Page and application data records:
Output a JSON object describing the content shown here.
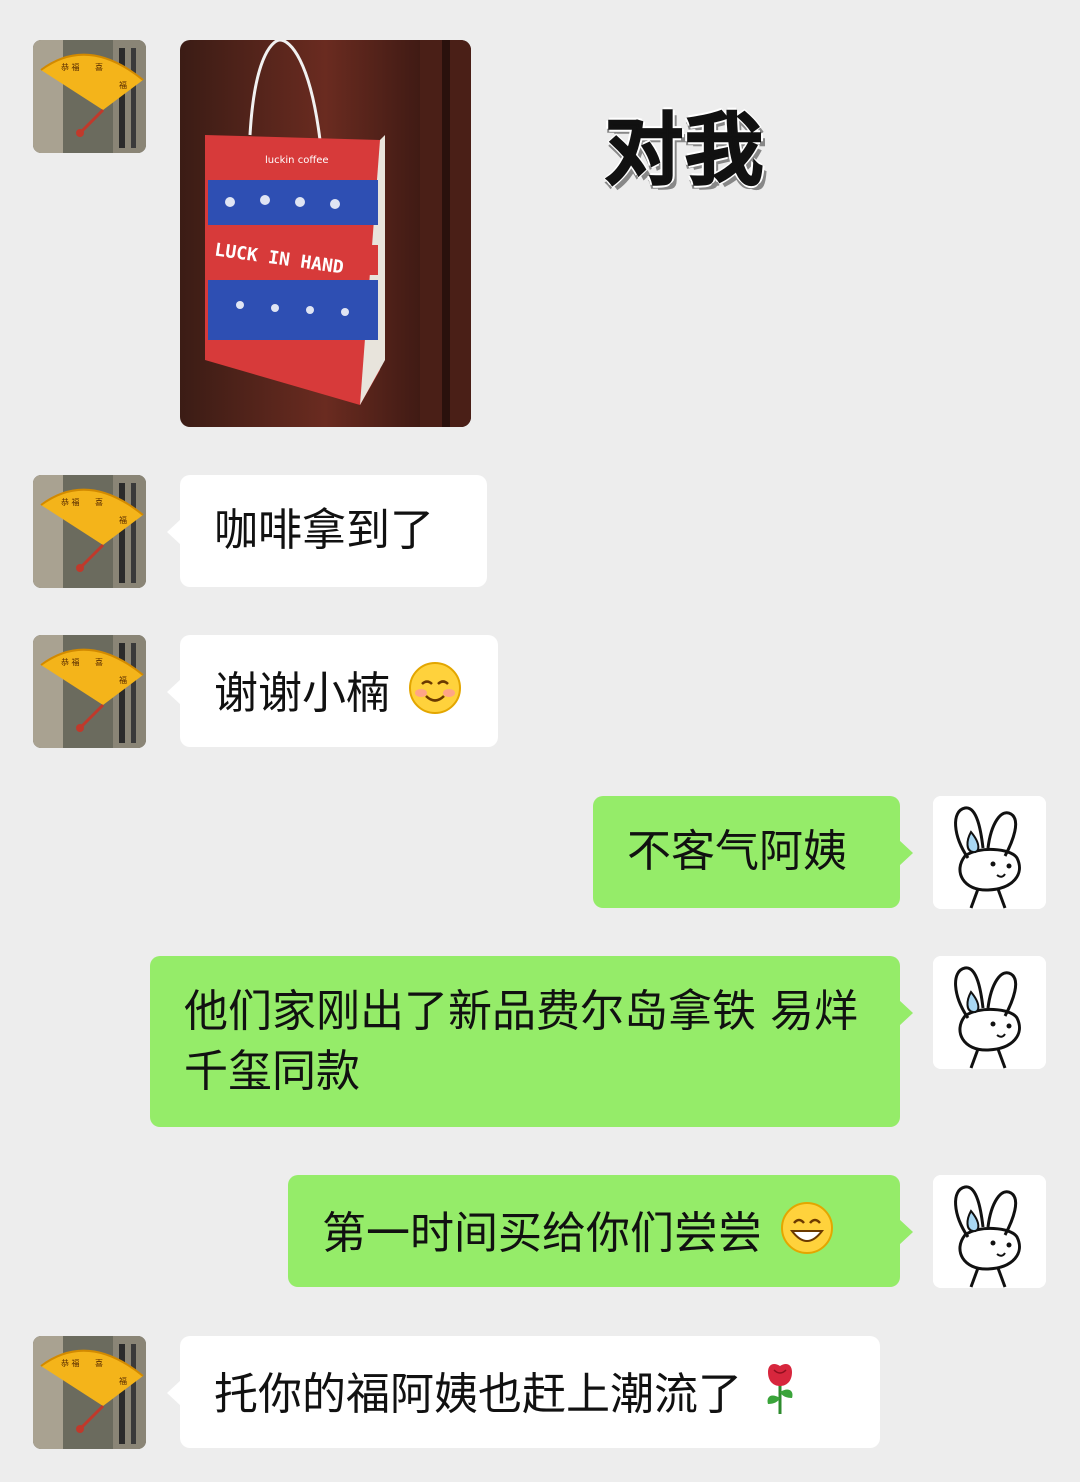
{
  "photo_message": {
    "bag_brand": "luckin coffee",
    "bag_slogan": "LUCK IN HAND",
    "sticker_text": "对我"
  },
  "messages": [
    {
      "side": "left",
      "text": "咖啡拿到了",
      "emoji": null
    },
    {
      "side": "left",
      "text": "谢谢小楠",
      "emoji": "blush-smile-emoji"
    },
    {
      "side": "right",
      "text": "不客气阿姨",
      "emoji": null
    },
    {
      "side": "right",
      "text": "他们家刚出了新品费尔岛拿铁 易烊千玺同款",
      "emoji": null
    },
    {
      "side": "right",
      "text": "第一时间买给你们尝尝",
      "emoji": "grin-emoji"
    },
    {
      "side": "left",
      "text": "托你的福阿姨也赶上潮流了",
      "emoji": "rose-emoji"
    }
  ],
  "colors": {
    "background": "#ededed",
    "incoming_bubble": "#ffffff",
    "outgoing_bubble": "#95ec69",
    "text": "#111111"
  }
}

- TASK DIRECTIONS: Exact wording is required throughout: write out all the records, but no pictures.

- OUTPUT BELOW:
Output a JSON object describing the content shown here.
{
  "photo_message": {
    "bag_brand": "luckin coffee",
    "bag_slogan": "LUCK IN HAND",
    "sticker_text": "对我"
  },
  "messages": [
    {
      "side": "left",
      "text": "咖啡拿到了",
      "emoji": null
    },
    {
      "side": "left",
      "text": "谢谢小楠",
      "emoji": "blush-smile-emoji"
    },
    {
      "side": "right",
      "text": "不客气阿姨",
      "emoji": null
    },
    {
      "side": "right",
      "text": "他们家刚出了新品费尔岛拿铁 易烊千玺同款",
      "emoji": null
    },
    {
      "side": "right",
      "text": "第一时间买给你们尝尝",
      "emoji": "grin-emoji"
    },
    {
      "side": "left",
      "text": "托你的福阿姨也赶上潮流了",
      "emoji": "rose-emoji"
    }
  ],
  "colors": {
    "background": "#ededed",
    "incoming_bubble": "#ffffff",
    "outgoing_bubble": "#95ec69",
    "text": "#111111"
  }
}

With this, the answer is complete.